[DATA SUPPLIED Boundary: Start]
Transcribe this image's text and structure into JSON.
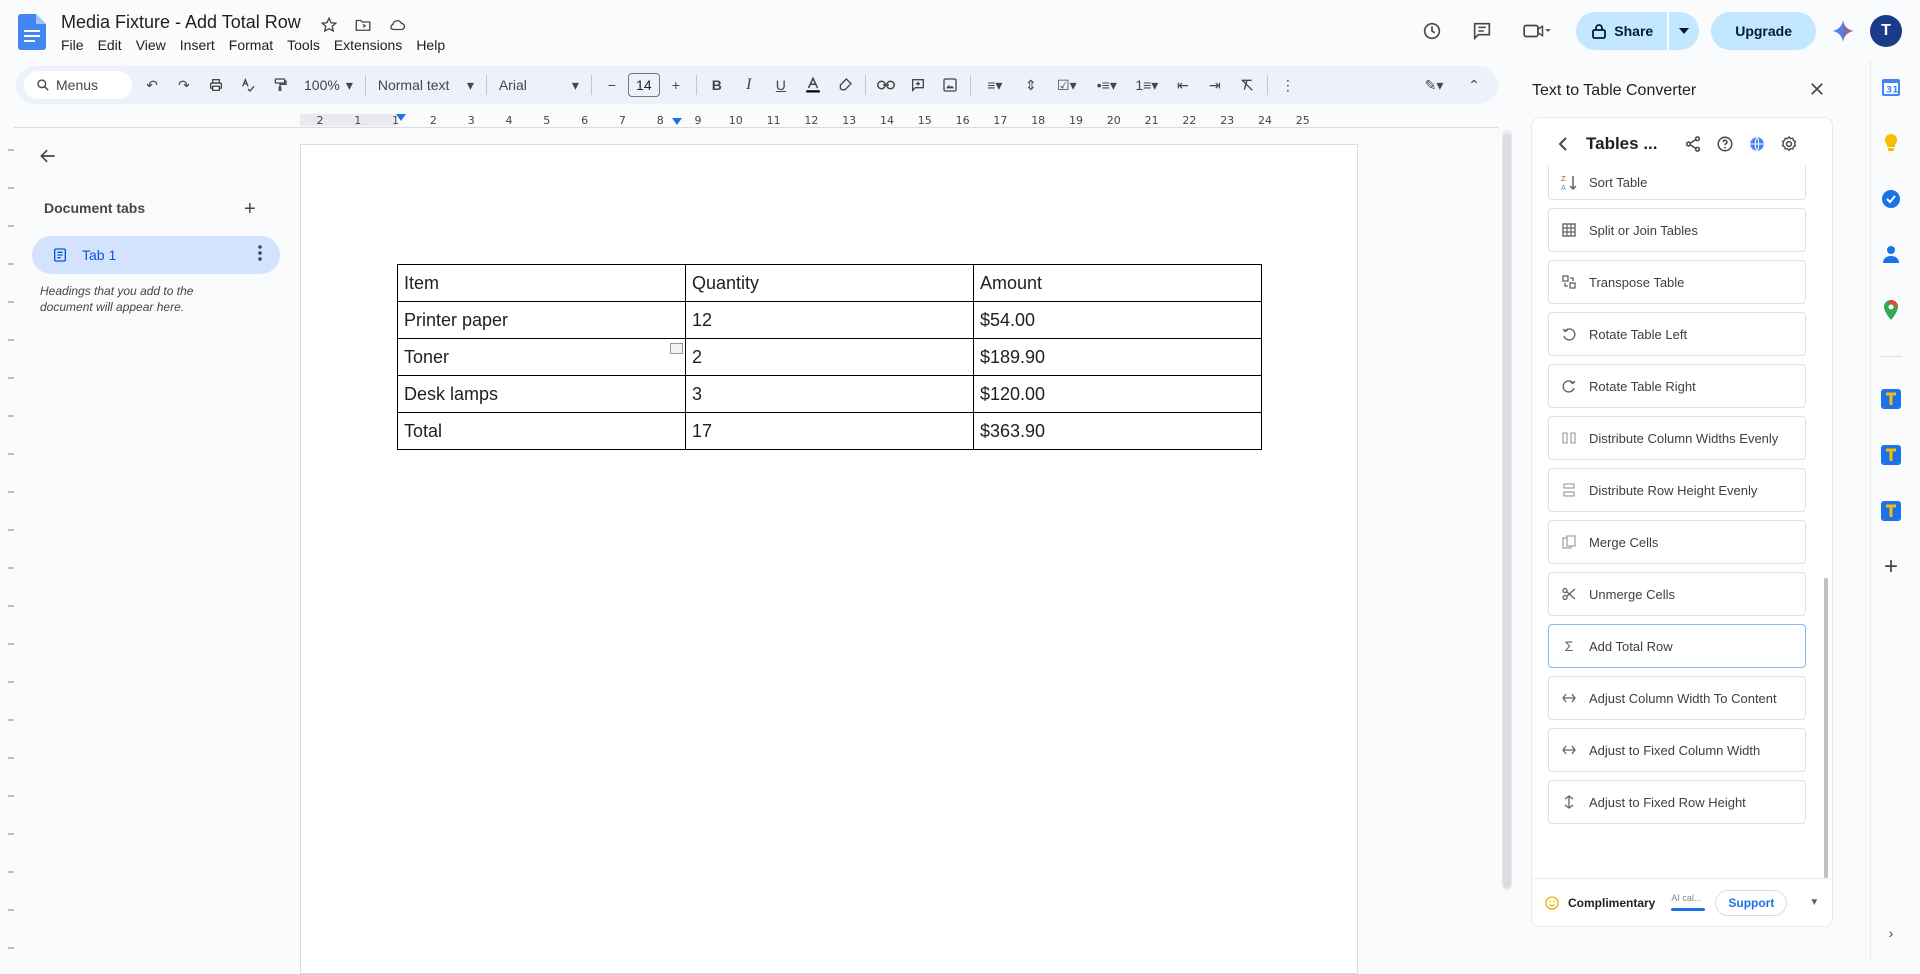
{
  "doc": {
    "title": "Media Fixture - Add Total Row",
    "menu": [
      "File",
      "Edit",
      "View",
      "Insert",
      "Format",
      "Tools",
      "Extensions",
      "Help"
    ]
  },
  "header": {
    "share_label": "Share",
    "upgrade_label": "Upgrade",
    "avatar_initial": "T"
  },
  "toolbar": {
    "search_label": "Menus",
    "zoom": "100%",
    "style": "Normal text",
    "font": "Arial",
    "font_size": "14"
  },
  "ruler": {
    "labels": [
      "2",
      "1",
      "1",
      "2",
      "3",
      "4",
      "5",
      "6",
      "7",
      "8",
      "9",
      "10",
      "11",
      "12",
      "13",
      "14",
      "15",
      "16",
      "17",
      "18",
      "19",
      "20",
      "21",
      "22",
      "23",
      "24",
      "25"
    ]
  },
  "left_panel": {
    "title": "Document tabs",
    "tab_label": "Tab 1",
    "hint": "Headings that you add to the document will appear here."
  },
  "table": {
    "rows": [
      [
        "Item",
        "Quantity",
        "Amount"
      ],
      [
        "Printer paper",
        "12",
        "$54.00"
      ],
      [
        "Toner",
        "2",
        "$189.90"
      ],
      [
        "Desk lamps",
        "3",
        "$120.00"
      ],
      [
        "Total",
        "17",
        "$363.90"
      ]
    ]
  },
  "side_panel": {
    "title": "Text to Table Converter",
    "header_title": "Tables ...",
    "items": [
      {
        "label": "Sort Table",
        "icon": "sort-az-icon"
      },
      {
        "label": "Split or Join Tables",
        "icon": "table-grid-icon"
      },
      {
        "label": "Transpose Table",
        "icon": "transpose-icon"
      },
      {
        "label": "Rotate Table Left",
        "icon": "rotate-left-icon"
      },
      {
        "label": "Rotate Table Right",
        "icon": "rotate-right-icon"
      },
      {
        "label": "Distribute Column Widths Evenly",
        "icon": "distribute-columns-icon"
      },
      {
        "label": "Distribute Row Height Evenly",
        "icon": "distribute-rows-icon"
      },
      {
        "label": "Merge Cells",
        "icon": "merge-icon"
      },
      {
        "label": "Unmerge Cells",
        "icon": "scissors-icon"
      },
      {
        "label": "Add Total Row",
        "icon": "sigma-icon"
      },
      {
        "label": "Adjust Column Width To Content",
        "icon": "expand-horizontal-icon"
      },
      {
        "label": "Adjust to Fixed Column Width",
        "icon": "expand-horizontal-icon"
      },
      {
        "label": "Adjust to Fixed Row Height",
        "icon": "expand-vertical-icon"
      }
    ],
    "footer": {
      "plan_label": "Complimentary",
      "ai_label": "AI cal...",
      "support_label": "Support"
    }
  }
}
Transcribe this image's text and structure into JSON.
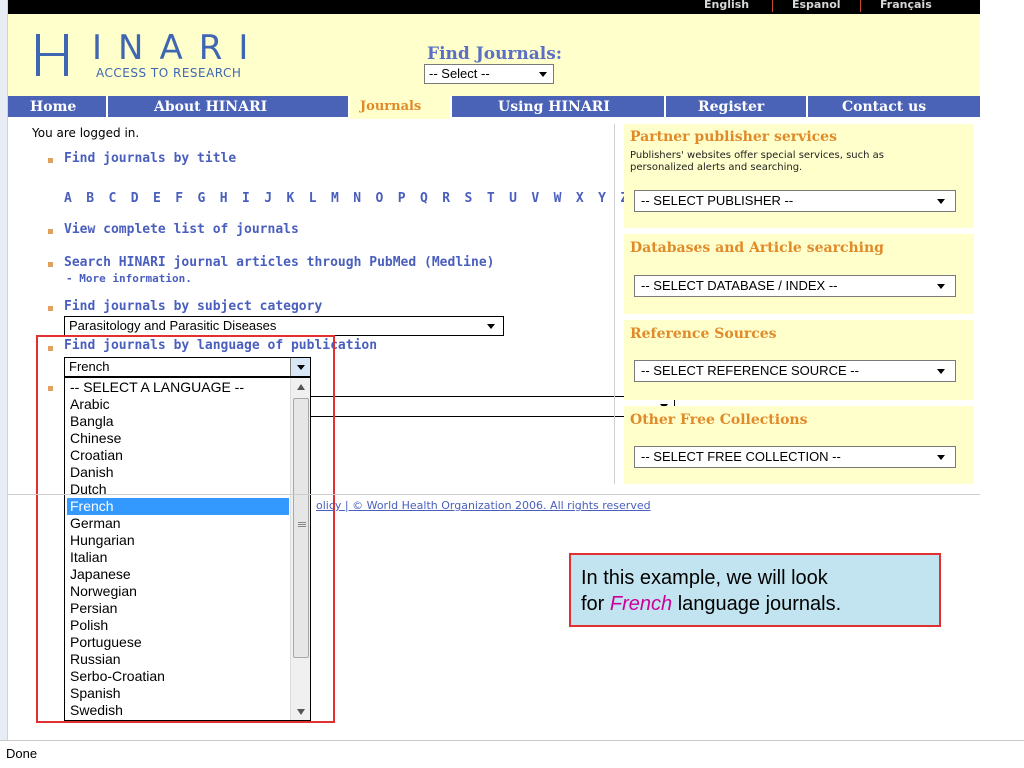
{
  "languages": {
    "english": "English",
    "espanol": "Espanol",
    "francais": "Français"
  },
  "logo": {
    "name": "HINARI",
    "tagline": "ACCESS TO RESEARCH"
  },
  "find_journals": {
    "title": "Find Journals:",
    "select_value": "-- Select --"
  },
  "nav": {
    "items": [
      "Home",
      "About HINARI",
      "Journals",
      "Using HINARI",
      "Register",
      "Contact us"
    ],
    "active": "Journals"
  },
  "main": {
    "logged_in": "You are logged in.",
    "find_by_title": "Find journals by title",
    "alphabet": "A B C D E F G H I J K L M N O P Q R S T U V W X Y Z",
    "view_complete": "View complete list of journals",
    "search_pubmed": "Search HINARI journal articles through PubMed (Medline)",
    "more_info": "- More information.",
    "find_by_subject": "Find journals by subject category",
    "subject_value": "Parasitology and Parasitic Diseases",
    "find_by_language": "Find journals by language of publication",
    "language_value": "French",
    "language_options": [
      "-- SELECT A LANGUAGE --",
      "Arabic",
      "Bangla",
      "Chinese",
      "Croatian",
      "Danish",
      "Dutch",
      "French",
      "German",
      "Hungarian",
      "Italian",
      "Japanese",
      "Norwegian",
      "Persian",
      "Polish",
      "Portuguese",
      "Russian",
      "Serbo-Croatian",
      "Spanish",
      "Swedish"
    ],
    "language_selected": "French"
  },
  "sidebar": {
    "partner": {
      "title": "Partner publisher services",
      "desc_line1": "Publishers' websites offer special services, such as",
      "desc_line2": "personalized alerts and searching.",
      "select": "-- SELECT PUBLISHER --"
    },
    "databases": {
      "title": "Databases and Article searching",
      "select": "-- SELECT DATABASE / INDEX --"
    },
    "reference": {
      "title": "Reference Sources",
      "select": "-- SELECT REFERENCE SOURCE --"
    },
    "free": {
      "title": "Other Free Collections",
      "select": "-- SELECT FREE COLLECTION --"
    }
  },
  "footer": {
    "text": "olicy | © World Health Organization 2006. All rights reserved"
  },
  "callout": {
    "pre": "In this example, we will look",
    "for": "for",
    "em": "French",
    "post": "language journals."
  },
  "status": {
    "text": "Done"
  },
  "colors": {
    "header_bg": "#ffffcc",
    "nav_bg": "#4b63b7",
    "link": "#4a5fbd",
    "sidebar_title": "#e08a2a",
    "selection": "#3399ff",
    "callout_bg": "#c2e4f0",
    "frame_red": "#e03030"
  }
}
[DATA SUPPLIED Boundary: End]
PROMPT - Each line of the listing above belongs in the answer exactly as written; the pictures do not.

RESPONSE TO THIS EXERCISE -
Transcribe this image's text and structure into JSON.
{
  "doc": {
    "title": "Media Fixture - Add Total Row",
    "menu": [
      "File",
      "Edit",
      "View",
      "Insert",
      "Format",
      "Tools",
      "Extensions",
      "Help"
    ]
  },
  "header": {
    "share_label": "Share",
    "upgrade_label": "Upgrade",
    "avatar_initial": "T"
  },
  "toolbar": {
    "search_label": "Menus",
    "zoom": "100%",
    "style": "Normal text",
    "font": "Arial",
    "font_size": "14"
  },
  "ruler": {
    "labels": [
      "2",
      "1",
      "1",
      "2",
      "3",
      "4",
      "5",
      "6",
      "7",
      "8",
      "9",
      "10",
      "11",
      "12",
      "13",
      "14",
      "15",
      "16",
      "17",
      "18",
      "19",
      "20",
      "21",
      "22",
      "23",
      "24",
      "25"
    ]
  },
  "left_panel": {
    "title": "Document tabs",
    "tab_label": "Tab 1",
    "hint": "Headings that you add to the document will appear here."
  },
  "table": {
    "rows": [
      [
        "Item",
        "Quantity",
        "Amount"
      ],
      [
        "Printer paper",
        "12",
        "$54.00"
      ],
      [
        "Toner",
        "2",
        "$189.90"
      ],
      [
        "Desk lamps",
        "3",
        "$120.00"
      ],
      [
        "Total",
        "17",
        "$363.90"
      ]
    ]
  },
  "side_panel": {
    "title": "Text to Table Converter",
    "header_title": "Tables ...",
    "items": [
      {
        "label": "Sort Table",
        "icon": "sort-az-icon"
      },
      {
        "label": "Split or Join Tables",
        "icon": "table-grid-icon"
      },
      {
        "label": "Transpose Table",
        "icon": "transpose-icon"
      },
      {
        "label": "Rotate Table Left",
        "icon": "rotate-left-icon"
      },
      {
        "label": "Rotate Table Right",
        "icon": "rotate-right-icon"
      },
      {
        "label": "Distribute Column Widths Evenly",
        "icon": "distribute-columns-icon"
      },
      {
        "label": "Distribute Row Height Evenly",
        "icon": "distribute-rows-icon"
      },
      {
        "label": "Merge Cells",
        "icon": "merge-icon"
      },
      {
        "label": "Unmerge Cells",
        "icon": "scissors-icon"
      },
      {
        "label": "Add Total Row",
        "icon": "sigma-icon"
      },
      {
        "label": "Adjust Column Width To Content",
        "icon": "expand-horizontal-icon"
      },
      {
        "label": "Adjust to Fixed Column Width",
        "icon": "expand-horizontal-icon"
      },
      {
        "label": "Adjust to Fixed Row Height",
        "icon": "expand-vertical-icon"
      }
    ],
    "footer": {
      "plan_label": "Complimentary",
      "ai_label": "AI cal...",
      "support_label": "Support"
    }
  }
}
Transcribe this image's text and structure into JSON.
{
  "languages": {
    "english": "English",
    "espanol": "Espanol",
    "francais": "Français"
  },
  "logo": {
    "name": "HINARI",
    "tagline": "ACCESS TO RESEARCH"
  },
  "find_journals": {
    "title": "Find Journals:",
    "select_value": "-- Select --"
  },
  "nav": {
    "items": [
      "Home",
      "About HINARI",
      "Journals",
      "Using HINARI",
      "Register",
      "Contact us"
    ],
    "active": "Journals"
  },
  "main": {
    "logged_in": "You are logged in.",
    "find_by_title": "Find journals by title",
    "alphabet": "A B C D E F G H I J K L M N O P Q R S T U V W X Y Z",
    "view_complete": "View complete list of journals",
    "search_pubmed": "Search HINARI journal articles through PubMed (Medline)",
    "more_info": "- More information.",
    "find_by_subject": "Find journals by subject category",
    "subject_value": "Parasitology and Parasitic Diseases",
    "find_by_language": "Find journals by language of publication",
    "language_value": "French",
    "language_options": [
      "-- SELECT A LANGUAGE --",
      "Arabic",
      "Bangla",
      "Chinese",
      "Croatian",
      "Danish",
      "Dutch",
      "French",
      "German",
      "Hungarian",
      "Italian",
      "Japanese",
      "Norwegian",
      "Persian",
      "Polish",
      "Portuguese",
      "Russian",
      "Serbo-Croatian",
      "Spanish",
      "Swedish"
    ],
    "language_selected": "French"
  },
  "sidebar": {
    "partner": {
      "title": "Partner publisher services",
      "desc_line1": "Publishers' websites offer special services, such as",
      "desc_line2": "personalized alerts and searching.",
      "select": "-- SELECT PUBLISHER --"
    },
    "databases": {
      "title": "Databases and Article searching",
      "select": "-- SELECT DATABASE / INDEX --"
    },
    "reference": {
      "title": "Reference Sources",
      "select": "-- SELECT REFERENCE SOURCE --"
    },
    "free": {
      "title": "Other Free Collections",
      "select": "-- SELECT FREE COLLECTION --"
    }
  },
  "footer": {
    "text": "olicy | © World Health Organization 2006. All rights reserved"
  },
  "callout": {
    "pre": "In this example, we will look",
    "for": "for",
    "em": "French",
    "post": "language journals."
  },
  "status": {
    "text": "Done"
  },
  "colors": {
    "header_bg": "#ffffcc",
    "nav_bg": "#4b63b7",
    "link": "#4a5fbd",
    "sidebar_title": "#e08a2a",
    "selection": "#3399ff",
    "callout_bg": "#c2e4f0",
    "frame_red": "#e03030"
  }
}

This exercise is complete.